Then there’s the other side of the diet-and-exercise equation for a healthier community. Residents need easy access to fresh fruits and vegetables. Many of us could use a few tips on how to eat healthier so a kitchen demonstration space would be handy.
Oh, and if we find the right spot in downtown Anniston, this community space — a resource center for good health — could double as a welcome center for the many cyclists and others rushing to town to try their hand at our varied outdoor recreational venues.
Much of this wishlist already exists, you say. And you’d be correct.
However, it seems to lack a single organization dedicated to championing all of this. It would combine the already fantastic efforts of the local YMCA, the Calhoun County Extension Office, health-care providers, organizers of our marquee local running and cycling events and many more partners.
This nonprofit — let’s call it the Anniston Area Fitness Foundation — would keep a sharp eye on local government to make sure elected officials are working in the best interests of a healthier community. It would applaud smart decisions and call out the bad ones. It would present our area to the wider world as a healthy place that is friendly to cyclists, who will bring their mountain bikes and wallets to Coldwater. It would seek out foundational support to ensure no one is left behind in this attack on obesity. It would sponsor county wide athletic competitions for young people. It would challenge older folks to do the same.
Most importantly, when trying to influence local policies, it would remember the lesson of the Mobile Area Education Foundation’s Carolyn Akers: “It’s not rocket science. It’s political science.”

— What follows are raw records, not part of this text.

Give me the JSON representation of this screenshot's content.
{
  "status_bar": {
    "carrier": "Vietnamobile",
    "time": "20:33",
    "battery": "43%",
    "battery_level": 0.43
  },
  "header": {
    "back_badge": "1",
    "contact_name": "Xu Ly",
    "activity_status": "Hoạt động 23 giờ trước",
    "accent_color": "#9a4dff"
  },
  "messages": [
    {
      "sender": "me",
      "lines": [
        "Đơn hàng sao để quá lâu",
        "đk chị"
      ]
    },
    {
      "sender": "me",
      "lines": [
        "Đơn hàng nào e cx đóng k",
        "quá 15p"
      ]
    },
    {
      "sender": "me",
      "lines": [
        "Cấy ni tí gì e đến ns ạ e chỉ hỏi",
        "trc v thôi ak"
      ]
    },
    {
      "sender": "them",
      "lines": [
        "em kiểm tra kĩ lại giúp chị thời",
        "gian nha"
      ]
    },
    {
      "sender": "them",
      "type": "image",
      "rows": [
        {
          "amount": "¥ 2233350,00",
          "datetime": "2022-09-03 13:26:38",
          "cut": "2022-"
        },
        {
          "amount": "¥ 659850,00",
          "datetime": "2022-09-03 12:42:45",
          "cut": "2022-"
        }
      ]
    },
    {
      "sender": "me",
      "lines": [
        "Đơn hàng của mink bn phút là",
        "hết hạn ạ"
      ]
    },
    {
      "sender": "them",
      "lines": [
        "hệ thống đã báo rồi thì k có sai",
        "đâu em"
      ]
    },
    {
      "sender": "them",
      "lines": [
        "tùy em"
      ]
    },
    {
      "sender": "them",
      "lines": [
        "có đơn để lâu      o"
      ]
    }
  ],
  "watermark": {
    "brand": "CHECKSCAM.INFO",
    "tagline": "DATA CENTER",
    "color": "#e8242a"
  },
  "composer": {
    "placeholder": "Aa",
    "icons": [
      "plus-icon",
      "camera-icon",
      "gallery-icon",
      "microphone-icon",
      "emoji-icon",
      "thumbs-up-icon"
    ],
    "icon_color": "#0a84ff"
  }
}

Bob Davis is editor of The Anniston Star. Contact him at 256-235-3540 or firstname.lastname@example.org. Twitter: twitter.com/EditorBobDavis